Pathetic one time server
The run-once-and-halt server appeared in the documentation for
You should never want to write this.
The serial server
The previous server was worse than you think.
there is no guarantee that a server write of 1000 bytes will result in a client read of 1000 bytes.
Both the server and client must use loops to read and write.
Java has an easy way to read entire lines,
Java has a somewhat clumsier way to write entire lines,
of the C++
istream class and the
flush method of
can be used similarly.
In Python lines can be read and written with
methods of the
file class. The
socket class has a very useful
method that can transform a socket into two
files, one for reading and one for writing.
This makes it pretty easy to read and write CRLF-terminated lines through a socket.
The one-at-a-time server
By having an outer loop to
accept connections and an inner loop to handle the connection, it
is possible for a server to handle a series of sequential connections.
Putty the connection handler within its own routines simplifies the programming.
Unix-style process creation
Unix (and consequently Linux) has a unusual way to create new processes with
fork system call.
The Unix shell depends on four different system calls to run the commands you type:
Python has an
that implements the Unix process control primitives.
os.fork— for servers
os.execve— sometimes for handlers
os._exit— for handlers, or they can just return
os.wait— for servers to see if handlers are done
signal.signal— for servers to avoid need for
Experienced Unix programmers know all the right patterns for using these calls. For many years, most Unix servers where launched using a super-server implemented with these functions. This approach is easy to program when the client applications run independently; however, there is a lot of overhead in its implementation.
Implementation with threads
Over the last few years, thread creation has begin to replace process creation. Threads are more efficient and generally easier to program. Threads also execute within a shared memory space.
Most thread implementations are based on Posix Threads or Java threads (which are used heavily in Java GUI applications).
The Python threading has several methods used to program servers.
threading.Thread— for servers to create handlers
t.start— for servers to start handlers
return— for handlers
t.join— for servers
t.daemon— for clients but set by servers
As long as the connections are relatively independent, the thread implementation looks similar to processing implementation.
Implementation by overriding thread classes
In Java most threading applications are created by extending and overriding methods of the
threading library allows the
run methods to be overridden. In practice the
run method code contains the old connection handler code.
Programmers who have experience writing Java threaded applications will like this approach. Others may find it puzzling.
Synchronizing client communication

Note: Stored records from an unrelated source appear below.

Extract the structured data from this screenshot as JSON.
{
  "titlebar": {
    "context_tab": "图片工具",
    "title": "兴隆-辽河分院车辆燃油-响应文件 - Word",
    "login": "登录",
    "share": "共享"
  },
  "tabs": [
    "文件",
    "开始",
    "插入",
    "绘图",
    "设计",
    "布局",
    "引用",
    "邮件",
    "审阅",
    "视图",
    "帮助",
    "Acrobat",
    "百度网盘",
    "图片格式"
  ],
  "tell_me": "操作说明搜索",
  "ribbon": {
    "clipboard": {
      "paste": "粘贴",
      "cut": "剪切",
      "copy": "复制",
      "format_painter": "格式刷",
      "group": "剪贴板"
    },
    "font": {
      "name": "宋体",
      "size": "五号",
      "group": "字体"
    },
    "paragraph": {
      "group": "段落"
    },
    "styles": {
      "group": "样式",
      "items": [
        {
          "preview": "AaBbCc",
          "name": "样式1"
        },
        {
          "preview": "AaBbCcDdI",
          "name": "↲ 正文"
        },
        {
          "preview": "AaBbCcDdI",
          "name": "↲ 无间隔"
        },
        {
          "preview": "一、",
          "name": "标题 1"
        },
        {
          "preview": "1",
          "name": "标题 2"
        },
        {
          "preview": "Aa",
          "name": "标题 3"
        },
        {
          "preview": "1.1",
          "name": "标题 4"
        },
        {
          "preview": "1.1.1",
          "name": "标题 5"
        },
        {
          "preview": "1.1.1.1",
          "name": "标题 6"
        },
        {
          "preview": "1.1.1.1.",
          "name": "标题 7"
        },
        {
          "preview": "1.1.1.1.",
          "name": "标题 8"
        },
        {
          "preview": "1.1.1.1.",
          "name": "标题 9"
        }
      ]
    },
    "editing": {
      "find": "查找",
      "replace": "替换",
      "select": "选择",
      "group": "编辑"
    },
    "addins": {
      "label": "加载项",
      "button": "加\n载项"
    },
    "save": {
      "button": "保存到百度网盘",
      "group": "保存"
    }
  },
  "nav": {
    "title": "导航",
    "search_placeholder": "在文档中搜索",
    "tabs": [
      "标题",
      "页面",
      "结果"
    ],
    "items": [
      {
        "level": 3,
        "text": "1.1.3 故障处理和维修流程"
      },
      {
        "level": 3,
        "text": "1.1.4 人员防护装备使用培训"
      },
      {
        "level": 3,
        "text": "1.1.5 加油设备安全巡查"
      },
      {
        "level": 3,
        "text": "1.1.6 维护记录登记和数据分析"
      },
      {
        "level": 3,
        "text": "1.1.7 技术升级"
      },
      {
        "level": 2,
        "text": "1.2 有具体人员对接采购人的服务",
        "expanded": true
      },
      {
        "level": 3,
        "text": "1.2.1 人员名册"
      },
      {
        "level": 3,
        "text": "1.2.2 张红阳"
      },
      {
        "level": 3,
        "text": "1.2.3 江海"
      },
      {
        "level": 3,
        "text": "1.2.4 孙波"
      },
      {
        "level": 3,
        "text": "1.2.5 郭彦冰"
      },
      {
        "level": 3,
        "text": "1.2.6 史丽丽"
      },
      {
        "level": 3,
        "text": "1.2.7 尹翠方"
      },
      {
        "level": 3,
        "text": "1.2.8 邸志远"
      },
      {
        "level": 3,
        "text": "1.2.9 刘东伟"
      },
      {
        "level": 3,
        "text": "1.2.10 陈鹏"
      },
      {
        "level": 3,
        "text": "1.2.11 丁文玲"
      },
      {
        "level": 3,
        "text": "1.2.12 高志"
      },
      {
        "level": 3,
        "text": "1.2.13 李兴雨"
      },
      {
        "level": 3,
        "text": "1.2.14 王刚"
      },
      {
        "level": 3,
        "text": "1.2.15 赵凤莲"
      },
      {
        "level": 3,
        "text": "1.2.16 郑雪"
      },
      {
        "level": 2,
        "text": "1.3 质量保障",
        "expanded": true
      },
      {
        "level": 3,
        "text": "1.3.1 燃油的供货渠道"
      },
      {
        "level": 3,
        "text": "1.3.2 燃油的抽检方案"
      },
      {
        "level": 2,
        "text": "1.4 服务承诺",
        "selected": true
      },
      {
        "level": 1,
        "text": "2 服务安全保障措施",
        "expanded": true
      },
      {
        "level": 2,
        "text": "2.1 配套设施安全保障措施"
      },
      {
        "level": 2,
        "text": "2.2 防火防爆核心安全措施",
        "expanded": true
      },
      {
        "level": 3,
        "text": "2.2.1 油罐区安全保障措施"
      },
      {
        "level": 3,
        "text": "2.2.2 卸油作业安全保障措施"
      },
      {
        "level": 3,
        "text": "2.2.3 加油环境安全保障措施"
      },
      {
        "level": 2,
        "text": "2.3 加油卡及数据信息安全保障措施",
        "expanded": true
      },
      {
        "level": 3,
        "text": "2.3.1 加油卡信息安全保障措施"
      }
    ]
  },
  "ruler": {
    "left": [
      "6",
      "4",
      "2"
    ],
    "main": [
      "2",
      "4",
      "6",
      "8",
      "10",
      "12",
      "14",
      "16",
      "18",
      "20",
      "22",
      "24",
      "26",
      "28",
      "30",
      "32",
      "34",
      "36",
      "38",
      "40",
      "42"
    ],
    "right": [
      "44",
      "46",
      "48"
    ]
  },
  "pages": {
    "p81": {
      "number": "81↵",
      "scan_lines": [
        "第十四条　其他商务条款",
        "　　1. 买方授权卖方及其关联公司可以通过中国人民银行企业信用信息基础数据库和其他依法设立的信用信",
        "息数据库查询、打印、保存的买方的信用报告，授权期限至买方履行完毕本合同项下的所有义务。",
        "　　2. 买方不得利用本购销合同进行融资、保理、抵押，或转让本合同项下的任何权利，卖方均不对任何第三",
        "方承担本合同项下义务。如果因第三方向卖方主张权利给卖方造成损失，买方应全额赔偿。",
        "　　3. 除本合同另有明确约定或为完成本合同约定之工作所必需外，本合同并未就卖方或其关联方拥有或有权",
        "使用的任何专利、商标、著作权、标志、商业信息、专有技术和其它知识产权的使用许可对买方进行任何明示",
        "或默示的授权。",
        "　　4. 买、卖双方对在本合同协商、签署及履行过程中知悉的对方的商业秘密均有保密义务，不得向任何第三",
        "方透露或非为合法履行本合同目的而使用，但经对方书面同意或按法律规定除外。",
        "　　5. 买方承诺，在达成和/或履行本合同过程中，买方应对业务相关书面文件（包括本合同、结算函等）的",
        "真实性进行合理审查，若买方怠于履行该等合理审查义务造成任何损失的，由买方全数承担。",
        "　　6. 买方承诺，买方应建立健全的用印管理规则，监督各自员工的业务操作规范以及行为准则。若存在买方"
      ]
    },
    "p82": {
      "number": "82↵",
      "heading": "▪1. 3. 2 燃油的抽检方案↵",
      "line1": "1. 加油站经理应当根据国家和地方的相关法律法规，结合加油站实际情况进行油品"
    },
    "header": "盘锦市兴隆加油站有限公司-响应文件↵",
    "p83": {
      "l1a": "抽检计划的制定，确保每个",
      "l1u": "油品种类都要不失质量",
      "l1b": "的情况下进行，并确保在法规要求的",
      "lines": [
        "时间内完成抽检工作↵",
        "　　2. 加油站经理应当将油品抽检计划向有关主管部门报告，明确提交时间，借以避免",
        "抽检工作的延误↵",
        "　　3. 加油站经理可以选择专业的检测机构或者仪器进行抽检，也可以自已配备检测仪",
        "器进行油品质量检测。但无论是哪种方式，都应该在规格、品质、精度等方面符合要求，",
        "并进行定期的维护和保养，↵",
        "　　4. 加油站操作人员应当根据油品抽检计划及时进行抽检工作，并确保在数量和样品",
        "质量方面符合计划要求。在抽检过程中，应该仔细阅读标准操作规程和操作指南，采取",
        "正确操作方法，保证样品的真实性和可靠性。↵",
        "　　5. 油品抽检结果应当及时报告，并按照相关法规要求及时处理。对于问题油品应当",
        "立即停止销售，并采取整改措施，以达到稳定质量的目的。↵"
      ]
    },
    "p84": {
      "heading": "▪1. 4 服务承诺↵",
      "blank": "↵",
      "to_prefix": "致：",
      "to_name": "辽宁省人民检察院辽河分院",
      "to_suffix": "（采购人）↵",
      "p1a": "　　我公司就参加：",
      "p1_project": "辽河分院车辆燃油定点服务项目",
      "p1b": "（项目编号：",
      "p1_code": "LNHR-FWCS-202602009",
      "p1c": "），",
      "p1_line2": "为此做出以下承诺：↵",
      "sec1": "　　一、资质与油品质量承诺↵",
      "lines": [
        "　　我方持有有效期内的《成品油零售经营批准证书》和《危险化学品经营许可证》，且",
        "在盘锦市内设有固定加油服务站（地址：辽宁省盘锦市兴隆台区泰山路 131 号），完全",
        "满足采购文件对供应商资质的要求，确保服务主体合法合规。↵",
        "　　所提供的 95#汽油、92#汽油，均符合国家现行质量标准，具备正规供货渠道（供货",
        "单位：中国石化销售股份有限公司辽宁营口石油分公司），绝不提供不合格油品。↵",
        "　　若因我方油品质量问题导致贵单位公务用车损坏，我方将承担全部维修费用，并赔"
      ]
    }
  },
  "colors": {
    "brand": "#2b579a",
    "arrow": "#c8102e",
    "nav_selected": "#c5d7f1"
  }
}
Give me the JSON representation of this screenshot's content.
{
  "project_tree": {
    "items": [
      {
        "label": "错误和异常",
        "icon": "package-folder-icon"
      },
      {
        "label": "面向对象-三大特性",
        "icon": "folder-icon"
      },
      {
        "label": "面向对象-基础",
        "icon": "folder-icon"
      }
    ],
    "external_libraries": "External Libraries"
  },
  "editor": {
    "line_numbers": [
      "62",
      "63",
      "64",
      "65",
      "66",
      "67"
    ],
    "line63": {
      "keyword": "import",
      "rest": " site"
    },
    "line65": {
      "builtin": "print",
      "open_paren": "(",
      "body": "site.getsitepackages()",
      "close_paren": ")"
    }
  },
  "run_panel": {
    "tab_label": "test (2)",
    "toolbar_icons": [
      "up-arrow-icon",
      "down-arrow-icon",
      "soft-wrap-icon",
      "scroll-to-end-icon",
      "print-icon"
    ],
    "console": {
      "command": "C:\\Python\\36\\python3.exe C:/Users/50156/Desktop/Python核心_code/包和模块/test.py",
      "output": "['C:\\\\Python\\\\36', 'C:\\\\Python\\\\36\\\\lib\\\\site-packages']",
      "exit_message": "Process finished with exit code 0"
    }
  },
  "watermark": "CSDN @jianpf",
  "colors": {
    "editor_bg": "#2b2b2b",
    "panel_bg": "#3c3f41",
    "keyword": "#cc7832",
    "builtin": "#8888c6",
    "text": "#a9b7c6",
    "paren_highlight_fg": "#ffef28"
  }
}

Sometime clients interact with each other. The best example of this would be the classic chat application. In these situations it is necessary to use Pthread-style locks. The Pthread implementation supports several kinds of locks and most of them are supported in the threading module.
The first rule of programming with locks is: Never hold the lock for a long time. The second rule (which follows from the first) is: Never sleep while holding the lock. Usually, you can write a thread-safe program by adding a few simple pairs of lock and unlock operations; however, it is possible to design homework assignments that require using Pthread-style condition objects.
Python programs can also be interpreted by Jython which translates Python programs to Java byte code. Jython programs start noticeably slower, but they can may perform better for concurrent applications because they does not suffer from having a Global Interpreter Lock.
Because Jython does not support the most recent versions of the Python language, it may be necessary to rewrite your code.
Putting the locks in the objects
It is often a good idea to just override
and place the synchronization code into the class.
Improving the BSD model
Although the BSD socket interface uses the same
socket call for both client and server,
some modern implementations, such as Java’s
provide an object-oriented interface more appropriate for writing server applications.
Python has its own
class which can be a bit tricky.
You really have to override a connection handler method to use
SocketServer. Threading even requires
Here are some of the methods needed to implement with Python’s
SocketServer.BaseRequestHandler— extend (or subclass) by overriding
TCPServerobject using host and port tuple and a
SocketServer.ThreadingMixInM— “overrides” some methods of
SocketServer.TCPServerto support threading
Take a look at this implementation.